What to work on
The reply should return the data in full, exactly as written.

Records from a data collection
....

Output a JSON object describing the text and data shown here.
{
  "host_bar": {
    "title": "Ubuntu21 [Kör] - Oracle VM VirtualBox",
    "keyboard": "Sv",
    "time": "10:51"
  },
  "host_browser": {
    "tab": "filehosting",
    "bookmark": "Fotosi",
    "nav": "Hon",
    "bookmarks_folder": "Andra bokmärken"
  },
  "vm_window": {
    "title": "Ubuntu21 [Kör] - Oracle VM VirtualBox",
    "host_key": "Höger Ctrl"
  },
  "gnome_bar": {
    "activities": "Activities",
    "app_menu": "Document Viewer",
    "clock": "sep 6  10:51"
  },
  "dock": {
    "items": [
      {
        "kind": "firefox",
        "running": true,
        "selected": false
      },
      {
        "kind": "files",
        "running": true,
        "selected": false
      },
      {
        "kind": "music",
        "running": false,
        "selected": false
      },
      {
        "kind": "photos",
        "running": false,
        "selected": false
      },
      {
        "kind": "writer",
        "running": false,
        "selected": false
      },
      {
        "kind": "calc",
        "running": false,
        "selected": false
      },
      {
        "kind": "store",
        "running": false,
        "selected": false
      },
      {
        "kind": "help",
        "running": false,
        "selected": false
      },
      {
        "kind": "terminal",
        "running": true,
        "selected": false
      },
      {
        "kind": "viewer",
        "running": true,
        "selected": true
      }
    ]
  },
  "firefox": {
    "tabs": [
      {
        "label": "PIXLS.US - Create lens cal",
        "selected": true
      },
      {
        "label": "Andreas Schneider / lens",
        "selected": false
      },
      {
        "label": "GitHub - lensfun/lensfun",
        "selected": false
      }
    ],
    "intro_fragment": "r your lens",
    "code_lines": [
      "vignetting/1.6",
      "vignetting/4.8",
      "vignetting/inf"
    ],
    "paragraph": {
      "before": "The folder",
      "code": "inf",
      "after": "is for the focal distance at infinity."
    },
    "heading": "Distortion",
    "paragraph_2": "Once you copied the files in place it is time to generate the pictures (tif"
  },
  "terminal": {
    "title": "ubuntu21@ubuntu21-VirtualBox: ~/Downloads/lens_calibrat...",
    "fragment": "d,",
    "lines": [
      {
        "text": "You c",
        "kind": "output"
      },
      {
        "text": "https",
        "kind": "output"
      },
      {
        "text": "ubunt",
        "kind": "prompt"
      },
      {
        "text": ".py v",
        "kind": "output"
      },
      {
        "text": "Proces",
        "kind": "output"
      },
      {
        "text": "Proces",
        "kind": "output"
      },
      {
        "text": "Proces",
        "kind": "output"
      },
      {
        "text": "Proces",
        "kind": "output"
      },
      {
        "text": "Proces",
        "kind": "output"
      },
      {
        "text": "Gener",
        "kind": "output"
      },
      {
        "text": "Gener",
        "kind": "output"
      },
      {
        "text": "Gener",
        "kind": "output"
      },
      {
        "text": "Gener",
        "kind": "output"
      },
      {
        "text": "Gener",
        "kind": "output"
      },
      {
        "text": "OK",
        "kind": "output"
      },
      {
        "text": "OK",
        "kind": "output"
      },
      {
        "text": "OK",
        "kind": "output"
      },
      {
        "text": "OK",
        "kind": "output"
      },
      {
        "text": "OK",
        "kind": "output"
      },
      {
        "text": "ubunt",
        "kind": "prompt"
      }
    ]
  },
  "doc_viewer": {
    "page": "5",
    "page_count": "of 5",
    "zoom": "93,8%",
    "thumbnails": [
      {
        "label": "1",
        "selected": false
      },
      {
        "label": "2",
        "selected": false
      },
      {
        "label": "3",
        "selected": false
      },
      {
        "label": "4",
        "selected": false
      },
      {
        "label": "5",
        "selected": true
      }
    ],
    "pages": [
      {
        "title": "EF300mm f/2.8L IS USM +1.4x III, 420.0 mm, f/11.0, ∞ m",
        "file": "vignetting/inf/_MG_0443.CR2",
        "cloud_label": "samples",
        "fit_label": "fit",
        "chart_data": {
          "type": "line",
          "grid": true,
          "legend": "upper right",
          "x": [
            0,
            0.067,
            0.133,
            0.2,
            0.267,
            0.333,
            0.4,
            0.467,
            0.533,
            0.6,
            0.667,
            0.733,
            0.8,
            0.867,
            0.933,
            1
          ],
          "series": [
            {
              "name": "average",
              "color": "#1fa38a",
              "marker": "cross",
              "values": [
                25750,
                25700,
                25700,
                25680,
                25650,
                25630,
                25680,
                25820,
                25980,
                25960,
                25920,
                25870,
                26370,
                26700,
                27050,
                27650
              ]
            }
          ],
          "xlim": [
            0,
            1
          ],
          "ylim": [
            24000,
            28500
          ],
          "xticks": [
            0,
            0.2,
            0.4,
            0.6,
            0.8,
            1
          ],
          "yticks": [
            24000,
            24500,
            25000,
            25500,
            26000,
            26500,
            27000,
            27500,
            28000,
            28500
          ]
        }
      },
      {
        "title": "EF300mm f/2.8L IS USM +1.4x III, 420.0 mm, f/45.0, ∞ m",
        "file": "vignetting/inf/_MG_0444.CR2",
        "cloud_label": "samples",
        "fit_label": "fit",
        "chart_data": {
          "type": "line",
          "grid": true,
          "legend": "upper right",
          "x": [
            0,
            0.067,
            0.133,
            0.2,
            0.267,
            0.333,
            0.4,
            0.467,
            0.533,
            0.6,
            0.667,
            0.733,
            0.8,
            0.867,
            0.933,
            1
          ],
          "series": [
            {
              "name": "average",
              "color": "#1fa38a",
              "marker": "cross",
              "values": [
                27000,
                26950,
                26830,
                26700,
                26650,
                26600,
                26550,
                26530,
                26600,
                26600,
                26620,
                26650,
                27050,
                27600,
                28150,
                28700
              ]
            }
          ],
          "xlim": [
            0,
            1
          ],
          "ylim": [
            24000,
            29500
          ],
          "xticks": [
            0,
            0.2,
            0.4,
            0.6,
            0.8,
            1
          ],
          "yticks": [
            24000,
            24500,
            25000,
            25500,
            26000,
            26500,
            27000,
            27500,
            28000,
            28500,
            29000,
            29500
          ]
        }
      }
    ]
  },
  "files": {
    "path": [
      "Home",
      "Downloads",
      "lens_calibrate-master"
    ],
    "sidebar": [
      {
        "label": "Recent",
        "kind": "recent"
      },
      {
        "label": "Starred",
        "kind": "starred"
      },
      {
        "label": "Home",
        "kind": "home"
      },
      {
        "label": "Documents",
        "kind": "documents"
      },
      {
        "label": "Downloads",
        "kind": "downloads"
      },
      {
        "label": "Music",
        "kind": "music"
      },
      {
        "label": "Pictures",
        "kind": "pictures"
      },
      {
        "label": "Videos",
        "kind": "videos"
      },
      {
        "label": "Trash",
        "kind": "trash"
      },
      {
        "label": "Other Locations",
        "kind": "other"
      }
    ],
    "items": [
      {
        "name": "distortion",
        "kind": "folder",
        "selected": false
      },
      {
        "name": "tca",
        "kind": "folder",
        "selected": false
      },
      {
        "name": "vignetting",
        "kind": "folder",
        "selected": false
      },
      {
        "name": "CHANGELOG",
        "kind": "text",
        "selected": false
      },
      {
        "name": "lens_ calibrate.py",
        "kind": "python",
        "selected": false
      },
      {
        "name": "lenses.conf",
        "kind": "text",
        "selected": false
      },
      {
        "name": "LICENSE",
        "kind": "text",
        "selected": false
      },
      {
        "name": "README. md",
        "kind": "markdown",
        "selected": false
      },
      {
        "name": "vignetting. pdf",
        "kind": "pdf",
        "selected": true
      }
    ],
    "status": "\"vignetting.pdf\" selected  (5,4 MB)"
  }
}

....

Reply to the task
Output a JSON object describing the text and data shown here.
{
  "host_bar": {
    "title": "Ubuntu21 [Kör] - Oracle VM VirtualBox",
    "keyboard": "Sv",
    "time": "10:51"
  },
  "host_browser": {
    "tab": "filehosting",
    "bookmark": "Fotosi",
    "nav": "Hon",
    "bookmarks_folder": "Andra bokmärken"
  },
  "vm_window": {
    "title": "Ubuntu21 [Kör] - Oracle VM VirtualBox",
    "host_key": "Höger Ctrl"
  },
  "gnome_bar": {
    "activities": "Activities",
    "app_menu": "Document Viewer",
    "clock": "sep 6  10:51"
  },
  "dock": {
    "items": [
      {
        "kind": "firefox",
        "running": true,
        "selected": false
      },
      {
        "kind": "files",
        "running": true,
        "selected": false
      },
      {
        "kind": "music",
        "running": false,
        "selected": false
      },
      {
        "kind": "photos",
        "running": false,
        "selected": false
      },
      {
        "kind": "writer",
        "running": false,
        "selected": false
      },
      {
        "kind": "calc",
        "running": false,
        "selected": false
      },
      {
        "kind": "store",
        "running": false,
        "selected": false
      },
      {
        "kind": "help",
        "running": false,
        "selected": false
      },
      {
        "kind": "terminal",
        "running": true,
        "selected": false
      },
      {
        "kind": "viewer",
        "running": true,
        "selected": true
      }
    ]
  },
  "firefox": {
    "tabs": [
      {
        "label": "PIXLS.US - Create lens cal",
        "selected": true
      },
      {
        "label": "Andreas Schneider / lens",
        "selected": false
      },
      {
        "label": "GitHub - lensfun/lensfun",
        "selected": false
      }
    ],
    "intro_fragment": "r your lens",
    "code_lines": [
      "vignetting/1.6",
      "vignetting/4.8",
      "vignetting/inf"
    ],
    "paragraph": {
      "before": "The folder",
      "code": "inf",
      "after": "is for the focal distance at infinity."
    },
    "heading": "Distortion",
    "paragraph_2": "Once you copied the files in place it is time to generate the pictures (tif"
  },
  "terminal": {
    "title": "ubuntu21@ubuntu21-VirtualBox: ~/Downloads/lens_calibrat...",
    "fragment": "d,",
    "lines": [
      {
        "text": "You c",
        "kind": "output"
      },
      {
        "text": "https",
        "kind": "output"
      },
      {
        "text": "ubunt",
        "kind": "prompt"
      },
      {
        "text": ".py v",
        "kind": "output"
      },
      {
        "text": "Proces",
        "kind": "output"
      },
      {
        "text": "Proces",
        "kind": "output"
      },
      {
        "text": "Proces",
        "kind": "output"
      },
      {
        "text": "Proces",
        "kind": "output"
      },
      {
        "text": "Proces",
        "kind": "output"
      },
      {
        "text": "Gener",
        "kind": "output"
      },
      {
        "text": "Gener",
        "kind": "output"
      },
      {
        "text": "Gener",
        "kind": "output"
      },
      {
        "text": "Gener",
        "kind": "output"
      },
      {
        "text": "Gener",
        "kind": "output"
      },
      {
        "text": "OK",
        "kind": "output"
      },
      {
        "text": "OK",
        "kind": "output"
      },
      {
        "text": "OK",
        "kind": "output"
      },
      {
        "text": "OK",
        "kind": "output"
      },
      {
        "text": "OK",
        "kind": "output"
      },
      {
        "text": "ubunt",
        "kind": "prompt"
      }
    ]
  },
  "doc_viewer": {
    "page": "5",
    "page_count": "of 5",
    "zoom": "93,8%",
    "thumbnails": [
      {
        "label": "1",
        "selected": false
      },
      {
        "label": "2",
        "selected": false
      },
      {
        "label": "3",
        "selected": false
      },
      {
        "label": "4",
        "selected": false
      },
      {
        "label": "5",
        "selected": true
      }
    ],
    "pages": [
      {
        "title": "EF300mm f/2.8L IS USM +1.4x III, 420.0 mm, f/11.0, ∞ m",
        "file": "vignetting/inf/_MG_0443.CR2",
        "cloud_label": "samples",
        "fit_label": "fit",
        "chart_data": {
          "type": "line",
          "grid": true,
          "legend": "upper right",
          "x": [
            0,
            0.067,
            0.133,
            0.2,
            0.267,
            0.333,
            0.4,
            0.467,
            0.533,
            0.6,
            0.667,
            0.733,
            0.8,
            0.867,
            0.933,
            1
          ],
          "series": [
            {
              "name": "average",
              "color": "#1fa38a",
              "marker": "cross",
              "values": [
                25750,
                25700,
                25700,
                25680,
                25650,
                25630,
                25680,
                25820,
                25980,
                25960,
                25920,
                25870,
                26370,
                26700,
                27050,
                27650
              ]
            }
          ],
          "xlim": [
            0,
            1
          ],
          "ylim": [
            24000,
            28500
          ],
          "xticks": [
            0,
            0.2,
            0.4,
            0.6,
            0.8,
            1
          ],
          "yticks": [
            24000,
            24500,
            25000,
            25500,
            26000,
            26500,
            27000,
            27500,
            28000,
            28500
          ]
        }
      },
      {
        "title": "EF300mm f/2.8L IS USM +1.4x III, 420.0 mm, f/45.0, ∞ m",
        "file": "vignetting/inf/_MG_0444.CR2",
        "cloud_label": "samples",
        "fit_label": "fit",
        "chart_data": {
          "type": "line",
          "grid": true,
          "legend": "upper right",
          "x": [
            0,
            0.067,
            0.133,
            0.2,
            0.267,
            0.333,
            0.4,
            0.467,
            0.533,
            0.6,
            0.667,
            0.733,
            0.8,
            0.867,
            0.933,
            1
          ],
          "series": [
            {
              "name": "average",
              "color": "#1fa38a",
              "marker": "cross",
              "values": [
                27000,
                26950,
                26830,
                26700,
                26650,
                26600,
                26550,
                26530,
                26600,
                26600,
                26620,
                26650,
                27050,
                27600,
                28150,
                28700
              ]
            }
          ],
          "xlim": [
            0,
            1
          ],
          "ylim": [
            24000,
            29500
          ],
          "xticks": [
            0,
            0.2,
            0.4,
            0.6,
            0.8,
            1
          ],
          "yticks": [
            24000,
            24500,
            25000,
            25500,
            26000,
            26500,
            27000,
            27500,
            28000,
            28500,
            29000,
            29500
          ]
        }
      }
    ]
  },
  "files": {
    "path": [
      "Home",
      "Downloads",
      "lens_calibrate-master"
    ],
    "sidebar": [
      {
        "label": "Recent",
        "kind": "recent"
      },
      {
        "label": "Starred",
        "kind": "starred"
      },
      {
        "label": "Home",
        "kind": "home"
      },
      {
        "label": "Documents",
        "kind": "documents"
      },
      {
        "label": "Downloads",
        "kind": "downloads"
      },
      {
        "label": "Music",
        "kind": "music"
      },
      {
        "label": "Pictures",
        "kind": "pictures"
      },
      {
        "label": "Videos",
        "kind": "videos"
      },
      {
        "label": "Trash",
        "kind": "trash"
      },
      {
        "label": "Other Locations",
        "kind": "other"
      }
    ],
    "items": [
      {
        "name": "distortion",
        "kind": "folder",
        "selected": false
      },
      {
        "name": "tca",
        "kind": "folder",
        "selected": false
      },
      {
        "name": "vignetting",
        "kind": "folder",
        "selected": false
      },
      {
        "name": "CHANGELOG",
        "kind": "text",
        "selected": false
      },
      {
        "name": "lens_ calibrate.py",
        "kind": "python",
        "selected": false
      },
      {
        "name": "lenses.conf",
        "kind": "text",
        "selected": false
      },
      {
        "name": "LICENSE",
        "kind": "text",
        "selected": false
      },
      {
        "name": "README. md",
        "kind": "markdown",
        "selected": false
      },
      {
        "name": "vignetting. pdf",
        "kind": "pdf",
        "selected": true
      }
    ],
    "status": "\"vignetting.pdf\" selected  (5,4 MB)"
  }
}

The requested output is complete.